Spain is trying to fix its prescription-drugs spending, but so far, it's only managed to cause drugmakers pain. As PharmaTimes reports, the austerity-minded country cut its drug spending 8.8% last year--and still managed to end 2011 with a 6.37 billion-euro pharma debt.
Thanks to a combination of lower prescription growth and a series of cost-cutting moves, the Spanish government spent 11.136 billion euros on drugs in 2011, down 1.4 billion euros from 2010. One of the government's attempts to curtail drug spending was particularly tough on branded drugmakers: It now requires prescriptions to be written with the drug's chemical name, rather than brand name, and requires pharmacies to fill scripts with the cheapest available product. At the same time, the number of prescriptions grew just 1.6%, less than one-third the growth rate in 2009.

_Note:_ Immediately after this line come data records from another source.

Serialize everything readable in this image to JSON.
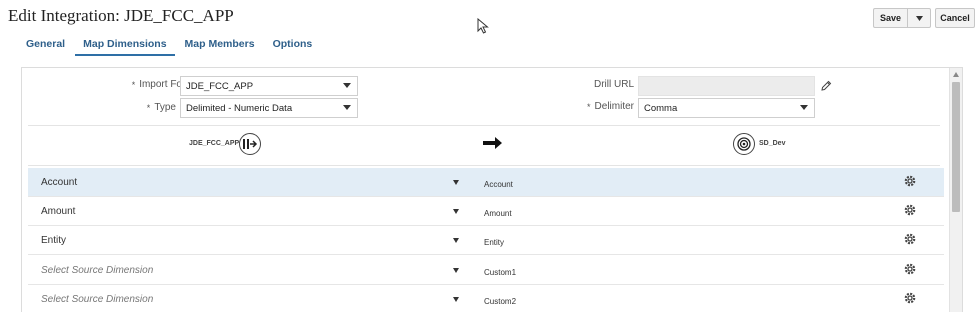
{
  "page": {
    "title": "Edit Integration: JDE_FCC_APP"
  },
  "tabs": [
    {
      "label": "General",
      "active": false
    },
    {
      "label": "Map Dimensions",
      "active": true
    },
    {
      "label": "Map Members",
      "active": false
    },
    {
      "label": "Options",
      "active": false
    }
  ],
  "toolbar": {
    "save_label": "Save",
    "cancel_label": "Cancel",
    "dropdown_icon": "chevron-down-icon"
  },
  "form": {
    "required_marker": "*",
    "import_format": {
      "label": "Import Format",
      "value": "JDE_FCC_APP"
    },
    "type": {
      "label": "Type",
      "value": "Delimited - Numeric Data"
    },
    "drill_url": {
      "label": "Drill URL",
      "value": ""
    },
    "delimiter": {
      "label": "Delimiter",
      "value": "Comma"
    }
  },
  "mapping_header": {
    "source_name": "JDE_FCC_APP",
    "source_icon": "source-connector-icon",
    "arrow_icon": "right-arrow-icon",
    "target_name": "SD_Dev",
    "target_icon": "target-icon"
  },
  "mappings": [
    {
      "source": "Account",
      "placeholder": false,
      "target": "Account",
      "selected": true
    },
    {
      "source": "Amount",
      "placeholder": false,
      "target": "Amount",
      "selected": false
    },
    {
      "source": "Entity",
      "placeholder": false,
      "target": "Entity",
      "selected": false
    },
    {
      "source": "Select Source Dimension",
      "placeholder": true,
      "target": "Custom1",
      "selected": false
    },
    {
      "source": "Select Source Dimension",
      "placeholder": true,
      "target": "Custom2",
      "selected": false
    }
  ],
  "colors": {
    "accent": "#2e6fa6",
    "selected_row": "#e2edf6",
    "tab_text": "#2e5f8a"
  }
}
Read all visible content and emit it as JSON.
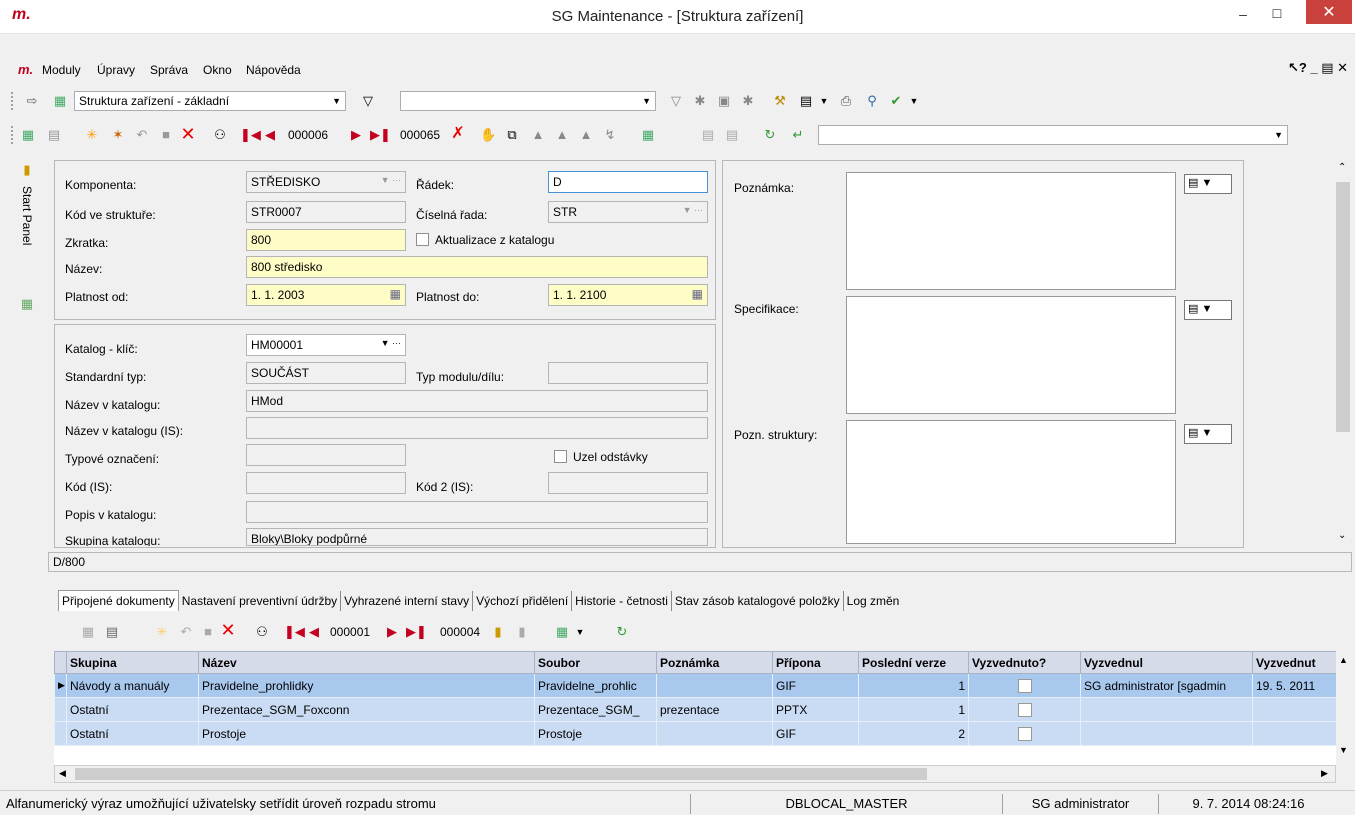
{
  "window": {
    "title": "SG Maintenance - [Struktura zařízení]",
    "logo": "m."
  },
  "menu": {
    "logo": "m.",
    "items": [
      "Moduly",
      "Úpravy",
      "Správa",
      "Okno",
      "Nápověda"
    ]
  },
  "toolbar1": {
    "view_select": "Struktura zařízení - základní",
    "filter_value": ""
  },
  "toolbar2": {
    "current_record": "000006",
    "total_records": "000065"
  },
  "side": {
    "start_panel": "Start Panel"
  },
  "form": {
    "komponenta_label": "Komponenta:",
    "komponenta": "STŘEDISKO",
    "radek_label": "Řádek:",
    "radek": "D",
    "kod_label": "Kód ve struktuře:",
    "kod": "STR0007",
    "ciselna_label": "Číselná řada:",
    "ciselna": "STR",
    "zkratka_label": "Zkratka:",
    "zkratka": "800",
    "aktualizace_label": "Aktualizace z katalogu",
    "nazev_label": "Název:",
    "nazev": "800 středisko",
    "platnost_od_label": "Platnost od:",
    "platnost_od": "1. 1. 2003",
    "platnost_do_label": "Platnost do:",
    "platnost_do": "1. 1. 2100",
    "katalog_label": "Katalog - klíč:",
    "katalog": "HM00001",
    "std_typ_label": "Standardní typ:",
    "std_typ": "SOUČÁST",
    "typ_modulu_label": "Typ modulu/dílu:",
    "typ_modulu": "",
    "nazev_kat_label": "Název v katalogu:",
    "nazev_kat": "HMod",
    "nazev_kat_is_label": "Název v katalogu (IS):",
    "nazev_kat_is": "",
    "typove_label": "Typové označení:",
    "typove": "",
    "uzel_label": "Uzel odstávky",
    "kod_is_label": "Kód (IS):",
    "kod_is": "",
    "kod2_label": "Kód 2 (IS):",
    "kod2": "",
    "popis_label": "Popis v katalogu:",
    "popis": "",
    "skupina_label": "Skupina katalogu:",
    "skupina": "Bloky\\Bloky podpůrné",
    "poznamka_label": "Poznámka:",
    "specifikace_label": "Specifikace:",
    "pozn_struktury_label": "Pozn. struktury:"
  },
  "path": "D/800",
  "tabs": [
    "Připojené dokumenty",
    "Nastavení preventivní údržby",
    "Vyhrazené interní stavy",
    "Výchozí přidělení",
    "Historie - četnosti",
    "Stav zásob katalogové položky",
    "Log změn"
  ],
  "grid_toolbar": {
    "current_record": "000001",
    "total_records": "000004"
  },
  "grid": {
    "columns": [
      "Skupina",
      "Název",
      "Soubor",
      "Poznámka",
      "Přípona",
      "Poslední verze",
      "Vyzvednuto?",
      "Vyzvednul",
      "Vyzvednut"
    ],
    "rows": [
      {
        "skupina": "Návody a manuály",
        "nazev": "Pravidelne_prohlidky",
        "soubor": "Pravidelne_prohlic",
        "poznamka": "",
        "pripona": "GIF",
        "verze": "1",
        "vyzvednul": "SG administrator [sgadmin",
        "vyzvednuto_dne": "19. 5. 2011"
      },
      {
        "skupina": "Ostatní",
        "nazev": "Prezentace_SGM_Foxconn",
        "soubor": "Prezentace_SGM_",
        "poznamka": "prezentace",
        "pripona": "PPTX",
        "verze": "1",
        "vyzvednul": "",
        "vyzvednuto_dne": ""
      },
      {
        "skupina": "Ostatní",
        "nazev": "Prostoje",
        "soubor": "Prostoje",
        "poznamka": "",
        "pripona": "GIF",
        "verze": "2",
        "vyzvednul": "",
        "vyzvednuto_dne": ""
      }
    ]
  },
  "status": {
    "hint": "Alfanumerický výraz umožňující uživatelsky setřídit úroveň rozpadu stromu",
    "db": "DBLOCAL_MASTER",
    "user": "SG administrator",
    "datetime": "9. 7. 2014 08:24:16"
  }
}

Despite the spending cuts, the state health system managed to end the year owing that €6.37 billion to pharma companies. That's 36% more than the amount in arrears at the end of 2010. The debt has grown so much--and persisted for so long--that the domestic pharma association actually proposed securitizing it. That could be the only way drug companies might get their money anytime soon; the pharma payments have been delayed by 525 days, on average.
IHS Global Insight analysts predict that Spain's pharma spending will drop even more this year. The research firm expects drug expenditures to fall more than 13% this time.
- read the PharmaTimes coverage